On the agenda for Springfield aldermen next week will be further debate on a proposal that would require City Council approval for all hiring beyond a cap of 1,500 full time workers.
Aldermen meeting in committee spent much of Wednesday night in an occasionally heated back-and-forth over the pros and cons of placing a cap on the city’s headcount.
Among the six aldermen opposed (see below for vote), some call the limit of 1,500 an “arbitrary” number that would tie the Mayor’s hands when making hiring decisions.
The four in favor, including Joe McMenamin of Ward 7, say it’s a matter of the Council showing fiscal responsibility and transparency as it prepares to consider a sales tax hike for road and infrastructure repairs:
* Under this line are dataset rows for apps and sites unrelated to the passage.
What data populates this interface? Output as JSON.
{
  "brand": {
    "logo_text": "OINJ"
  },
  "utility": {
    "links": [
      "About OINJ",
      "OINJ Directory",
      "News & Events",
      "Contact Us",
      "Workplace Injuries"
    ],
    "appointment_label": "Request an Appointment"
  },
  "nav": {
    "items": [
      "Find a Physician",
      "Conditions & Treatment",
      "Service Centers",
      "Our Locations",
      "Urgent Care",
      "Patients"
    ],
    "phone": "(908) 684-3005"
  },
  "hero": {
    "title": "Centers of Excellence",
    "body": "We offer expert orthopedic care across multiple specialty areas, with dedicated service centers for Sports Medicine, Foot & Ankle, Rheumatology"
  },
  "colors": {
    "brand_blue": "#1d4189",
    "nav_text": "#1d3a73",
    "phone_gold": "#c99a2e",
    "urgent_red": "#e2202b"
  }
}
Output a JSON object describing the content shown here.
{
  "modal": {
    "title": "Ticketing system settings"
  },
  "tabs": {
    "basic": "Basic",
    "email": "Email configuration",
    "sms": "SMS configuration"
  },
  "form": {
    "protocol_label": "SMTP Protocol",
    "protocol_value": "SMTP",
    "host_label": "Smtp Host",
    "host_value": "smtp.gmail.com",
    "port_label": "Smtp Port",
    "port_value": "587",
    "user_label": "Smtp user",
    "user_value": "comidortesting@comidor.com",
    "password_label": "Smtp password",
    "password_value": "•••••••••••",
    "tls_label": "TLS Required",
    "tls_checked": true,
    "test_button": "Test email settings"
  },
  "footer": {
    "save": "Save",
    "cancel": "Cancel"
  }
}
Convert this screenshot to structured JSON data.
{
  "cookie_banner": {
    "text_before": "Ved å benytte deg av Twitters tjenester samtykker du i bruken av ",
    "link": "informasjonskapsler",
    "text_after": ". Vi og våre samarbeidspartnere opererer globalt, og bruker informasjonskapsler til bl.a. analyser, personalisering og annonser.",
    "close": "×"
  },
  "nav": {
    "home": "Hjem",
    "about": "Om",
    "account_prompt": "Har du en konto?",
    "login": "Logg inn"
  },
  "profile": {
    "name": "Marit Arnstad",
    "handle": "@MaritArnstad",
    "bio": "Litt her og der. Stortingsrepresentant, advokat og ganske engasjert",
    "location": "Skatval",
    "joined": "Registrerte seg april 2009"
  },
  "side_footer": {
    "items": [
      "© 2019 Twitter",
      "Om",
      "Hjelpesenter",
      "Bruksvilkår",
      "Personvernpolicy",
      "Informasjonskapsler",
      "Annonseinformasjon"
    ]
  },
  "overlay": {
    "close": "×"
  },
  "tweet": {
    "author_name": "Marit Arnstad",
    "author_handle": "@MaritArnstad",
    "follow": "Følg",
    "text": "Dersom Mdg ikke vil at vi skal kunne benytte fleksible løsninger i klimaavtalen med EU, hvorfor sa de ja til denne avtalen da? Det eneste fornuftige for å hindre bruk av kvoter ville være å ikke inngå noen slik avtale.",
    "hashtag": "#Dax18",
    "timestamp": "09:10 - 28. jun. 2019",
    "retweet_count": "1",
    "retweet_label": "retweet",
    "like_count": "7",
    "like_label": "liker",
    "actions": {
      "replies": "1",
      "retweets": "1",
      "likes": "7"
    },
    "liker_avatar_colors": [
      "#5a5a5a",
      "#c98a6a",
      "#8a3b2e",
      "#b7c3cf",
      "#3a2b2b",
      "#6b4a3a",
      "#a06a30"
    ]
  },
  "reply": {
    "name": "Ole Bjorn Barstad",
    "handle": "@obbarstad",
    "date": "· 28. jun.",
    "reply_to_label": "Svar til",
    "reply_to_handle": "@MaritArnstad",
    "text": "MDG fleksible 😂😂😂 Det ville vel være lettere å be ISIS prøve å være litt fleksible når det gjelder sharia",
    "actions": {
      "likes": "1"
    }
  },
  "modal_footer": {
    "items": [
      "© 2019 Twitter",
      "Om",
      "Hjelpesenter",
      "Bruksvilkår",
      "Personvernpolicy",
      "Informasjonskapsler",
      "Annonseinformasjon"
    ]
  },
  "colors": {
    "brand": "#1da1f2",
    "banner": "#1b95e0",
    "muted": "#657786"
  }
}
MCMENAMIN: “The public wants us to be lean and mean and efficient. The public will not support a tax increase unless they have the assurance that this City Council is going to be a lean-minded and tight-fisted City Council when it comes to budget.”
Mayor Mike Houston declined to comment on the Council’s division of opinion, but pointed out that as of Wednesday the city’s headcount was at 1,476 – 33 below the cap debated by aldermen.
The Mayor’s proposed FY14 budget, however, would authorize funding for 1,526 positions. That figure would still be the city’s lowest level of staffing in nearly a decade. Budget documents show Springfield had 1,753 government workers on the payroll in FY2005.
The ordinance, sponsored by Alds. Edwards, McMenamin and Dove, would also mandate that city departments provide the City Council monthly reports on current staffing levels.
Vote on Ordinance 2013-067 (On Question of Consent):
- Edwards: Yes
- Simpson: No
- Turner: No
- Lesko: No
- Cahnman: Yes
- Jobe: No
- McMenamin: Yes
- Theilen: No
- Dove: Yes
- Griffin: No
-Peter Gray, WUIS